To address this problem, I added a rough check on the heading, and if in the right ballpark, the vehicle stops, waits a bit for the compass to settle, then redetermines it’s heading. If not pointed in the right direction, it slowly turns by small increments, with pauses in between, until it is on the correct heading. This isn’t fast, but it seemed to work fine in preliminary tests in in my finished basement, which is carpeted. However the tracks didn’t get great traction when moving, while at the same time, had a lot of friction during turns. So, set the waypoints further apart and move to a wood laminate floor in the kitchen where the robot runs great. The result: worse then when using just odometry! The vehicle kept thinking it was veering well off course when it was traveling almost in a straight line, and the bearings were way off reality.

As you might guess from the title of this post, the problem is obvious in retrospect: lots of large metal objects in the kitchen, including the fridge about 18″ from where I was starting the vehicle. This threw the compass off by a fair bit. Once I realized this and retested outside, all worked fine.

Now that the compass is finally working, here are my plans:

  1. 1) Add PID control as the vehicle travels. Right now, it determines a heading, and drives off with equal power to both motors. It just runs open loop until either reaching the waypoint, traveling the calculated distance to the waypoint, or traveling a preset max. distance. At that point it checks its own location versus the waypoint and re-orients. This isn’t bad if running on an even surface, although it still tends to turn a bit. But if one tread slides or has different traction, it heads off in the wrong direction for some time. I want to close the loop with PID control.
  2. 2) Once that works, switch over or add a GPS for heading as an option, just to checkout the GPS unit and programming to interface to it. The main use of the GPS will be for a faster, outdoor autonomous vehicle to be developed after this.

An unseasonal post: Automating Halloween Props

This post is more suited to Halloween then the coming Yule, but I finally got around to writing it, and besides, as I write this, there’s only 327 days left to next Halloween!  There are several options for controlling animated props, including prop controllers specifically designed for this purpose.  A recent addition to the market is the MonsterShield, an Arduino-based prop controller with open source code you can modify.  I haven’t tried one out, but thought it was work a mention.  In my props, I just use a handy micro-controllers, such as an Arduino, along with sensors such as a PIR.  The PIR (or pressure mat, or whatever sensor you choose) sends a signal to the microcontroller when it detects someone, and then your microcontroller can trigger a whole sequence of pre-programmed actions.  I had two such props in my Halloween display this year.  The first is a classic “Monster in a Box“.  I use a PIR sensor to detect when someone comes near.  When this happens,a Teensy sends out an output to a Power Switch Tail to turn on the power to a wall wart that delivers 12V power to the windshield wiper motor, as well as to a green light inside the box.  I use a Power Switch Tail so that I don’t have to worry about any safety issues dealing with house current directly.  The motor sequence has several stops and stop in it, of differing lengths, so that the action is more natural.  After it triggers, there’s a dead time, so that it doesn’t keep restarting while trick-or-treaters are standing in front watching it.

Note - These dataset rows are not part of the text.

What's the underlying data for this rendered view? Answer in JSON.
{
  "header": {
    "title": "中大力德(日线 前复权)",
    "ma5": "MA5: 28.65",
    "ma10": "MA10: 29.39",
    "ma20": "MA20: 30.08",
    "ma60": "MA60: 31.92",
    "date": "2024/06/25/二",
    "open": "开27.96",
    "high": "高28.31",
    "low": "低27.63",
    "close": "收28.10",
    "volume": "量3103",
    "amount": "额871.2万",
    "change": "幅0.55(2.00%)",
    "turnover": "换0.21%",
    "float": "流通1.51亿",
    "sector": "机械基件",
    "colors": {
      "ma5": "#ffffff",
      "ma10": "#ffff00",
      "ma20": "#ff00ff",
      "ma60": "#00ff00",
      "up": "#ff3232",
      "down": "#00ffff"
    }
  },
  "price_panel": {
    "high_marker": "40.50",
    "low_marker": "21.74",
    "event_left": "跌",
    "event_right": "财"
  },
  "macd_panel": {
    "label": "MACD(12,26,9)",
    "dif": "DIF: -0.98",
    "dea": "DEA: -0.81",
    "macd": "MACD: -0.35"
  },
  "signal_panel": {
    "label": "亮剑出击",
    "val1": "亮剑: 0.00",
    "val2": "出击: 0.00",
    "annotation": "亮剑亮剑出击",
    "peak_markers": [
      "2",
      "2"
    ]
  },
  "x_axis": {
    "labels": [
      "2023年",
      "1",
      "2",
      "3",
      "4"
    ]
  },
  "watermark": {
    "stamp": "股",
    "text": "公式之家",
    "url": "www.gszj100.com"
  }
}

Closed Monster in a box, showing the box with the PIR and Arduino that triggers the box.

Inside view of the Monster in a Box, showing the wiper motor and irregular cam.


The other prop where I use a PIR and an Arduino is my scarecrow skeletons, who do a little talking and singing routine when triggered.  Here, an Arduino controls two Cowlacious audio boards that in turn drive the servo boards that control the jaw servo and lights in the skulls (also from Cowlacious).  I’ve had the audio boards for some time.  They work fine, and have a wide host of control options (including the ability to be triggered directly from a PIR).  However if I was remaking this prop, I’d probably just wire up some really cheap mp3 players. The video shows the two skeletons doing their routine. Sorry for the quality, my video editor is refusing to save the edited version.